§ Data supplied:
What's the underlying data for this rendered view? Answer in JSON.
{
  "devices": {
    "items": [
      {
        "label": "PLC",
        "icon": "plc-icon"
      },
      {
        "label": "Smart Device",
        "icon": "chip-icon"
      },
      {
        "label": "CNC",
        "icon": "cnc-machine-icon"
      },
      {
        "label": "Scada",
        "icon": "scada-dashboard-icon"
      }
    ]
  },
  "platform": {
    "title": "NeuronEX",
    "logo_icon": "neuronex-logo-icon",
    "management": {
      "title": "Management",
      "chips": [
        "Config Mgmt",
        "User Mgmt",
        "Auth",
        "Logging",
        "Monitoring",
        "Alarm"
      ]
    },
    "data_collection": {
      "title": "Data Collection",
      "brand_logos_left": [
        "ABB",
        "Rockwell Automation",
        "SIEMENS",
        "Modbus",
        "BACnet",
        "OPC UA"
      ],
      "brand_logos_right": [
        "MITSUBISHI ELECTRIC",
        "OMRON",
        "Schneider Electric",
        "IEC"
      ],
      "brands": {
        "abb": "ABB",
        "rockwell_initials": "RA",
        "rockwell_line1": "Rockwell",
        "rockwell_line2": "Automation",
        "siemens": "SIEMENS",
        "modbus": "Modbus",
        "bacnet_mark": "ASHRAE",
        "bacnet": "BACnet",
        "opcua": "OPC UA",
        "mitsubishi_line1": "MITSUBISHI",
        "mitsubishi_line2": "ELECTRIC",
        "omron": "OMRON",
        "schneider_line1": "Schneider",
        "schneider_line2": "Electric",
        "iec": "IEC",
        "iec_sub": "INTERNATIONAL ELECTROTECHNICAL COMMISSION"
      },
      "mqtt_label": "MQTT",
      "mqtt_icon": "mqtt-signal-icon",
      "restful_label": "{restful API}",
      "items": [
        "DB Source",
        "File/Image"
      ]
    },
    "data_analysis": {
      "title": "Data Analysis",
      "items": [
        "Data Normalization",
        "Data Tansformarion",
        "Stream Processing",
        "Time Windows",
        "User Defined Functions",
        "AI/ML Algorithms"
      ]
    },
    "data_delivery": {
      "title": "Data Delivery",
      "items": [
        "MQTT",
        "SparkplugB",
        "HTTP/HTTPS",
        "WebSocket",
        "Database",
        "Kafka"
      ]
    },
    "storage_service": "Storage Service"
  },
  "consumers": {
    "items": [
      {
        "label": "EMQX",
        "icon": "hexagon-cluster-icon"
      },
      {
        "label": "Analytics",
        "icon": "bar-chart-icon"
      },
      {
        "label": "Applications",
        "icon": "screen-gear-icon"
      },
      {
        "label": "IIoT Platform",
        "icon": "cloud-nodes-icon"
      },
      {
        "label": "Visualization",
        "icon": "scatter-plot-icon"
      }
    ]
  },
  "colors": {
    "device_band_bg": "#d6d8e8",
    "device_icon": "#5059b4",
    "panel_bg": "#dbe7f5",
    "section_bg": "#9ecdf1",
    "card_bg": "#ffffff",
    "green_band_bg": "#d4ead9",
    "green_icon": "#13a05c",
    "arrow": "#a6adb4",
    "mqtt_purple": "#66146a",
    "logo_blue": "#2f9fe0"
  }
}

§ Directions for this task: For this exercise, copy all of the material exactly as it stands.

§ Exercise output:
What's the underlying data for this rendered view? Answer in JSON.
{
  "devices": {
    "items": [
      {
        "label": "PLC",
        "icon": "plc-icon"
      },
      {
        "label": "Smart Device",
        "icon": "chip-icon"
      },
      {
        "label": "CNC",
        "icon": "cnc-machine-icon"
      },
      {
        "label": "Scada",
        "icon": "scada-dashboard-icon"
      }
    ]
  },
  "platform": {
    "title": "NeuronEX",
    "logo_icon": "neuronex-logo-icon",
    "management": {
      "title": "Management",
      "chips": [
        "Config Mgmt",
        "User Mgmt",
        "Auth",
        "Logging",
        "Monitoring",
        "Alarm"
      ]
    },
    "data_collection": {
      "title": "Data Collection",
      "brand_logos_left": [
        "ABB",
        "Rockwell Automation",
        "SIEMENS",
        "Modbus",
        "BACnet",
        "OPC UA"
      ],
      "brand_logos_right": [
        "MITSUBISHI ELECTRIC",
        "OMRON",
        "Schneider Electric",
        "IEC"
      ],
      "brands": {
        "abb": "ABB",
        "rockwell_initials": "RA",
        "rockwell_line1": "Rockwell",
        "rockwell_line2": "Automation",
        "siemens": "SIEMENS",
        "modbus": "Modbus",
        "bacnet_mark": "ASHRAE",
        "bacnet": "BACnet",
        "opcua": "OPC UA",
        "mitsubishi_line1": "MITSUBISHI",
        "mitsubishi_line2": "ELECTRIC",
        "omron": "OMRON",
        "schneider_line1": "Schneider",
        "schneider_line2": "Electric",
        "iec": "IEC",
        "iec_sub": "INTERNATIONAL ELECTROTECHNICAL COMMISSION"
      },
      "mqtt_label": "MQTT",
      "mqtt_icon": "mqtt-signal-icon",
      "restful_label": "{restful API}",
      "items": [
        "DB Source",
        "File/Image"
      ]
    },
    "data_analysis": {
      "title": "Data Analysis",
      "items": [
        "Data Normalization",
        "Data Tansformarion",
        "Stream Processing",
        "Time Windows",
        "User Defined Functions",
        "AI/ML Algorithms"
      ]
    },
    "data_delivery": {
      "title": "Data Delivery",
      "items": [
        "MQTT",
        "SparkplugB",
        "HTTP/HTTPS",
        "WebSocket",
        "Database",
        "Kafka"
      ]
    },
    "storage_service": "Storage Service"
  },
  "consumers": {
    "items": [
      {
        "label": "EMQX",
        "icon": "hexagon-cluster-icon"
      },
      {
        "label": "Analytics",
        "icon": "bar-chart-icon"
      },
      {
        "label": "Applications",
        "icon": "screen-gear-icon"
      },
      {
        "label": "IIoT Platform",
        "icon": "cloud-nodes-icon"
      },
      {
        "label": "Visualization",
        "icon": "scatter-plot-icon"
      }
    ]
  },
  "colors": {
    "device_band_bg": "#d6d8e8",
    "device_icon": "#5059b4",
    "panel_bg": "#dbe7f5",
    "section_bg": "#9ecdf1",
    "card_bg": "#ffffff",
    "green_band_bg": "#d4ead9",
    "green_icon": "#13a05c",
    "arrow": "#a6adb4",
    "mqtt_purple": "#66146a",
    "logo_blue": "#2f9fe0"
  }
}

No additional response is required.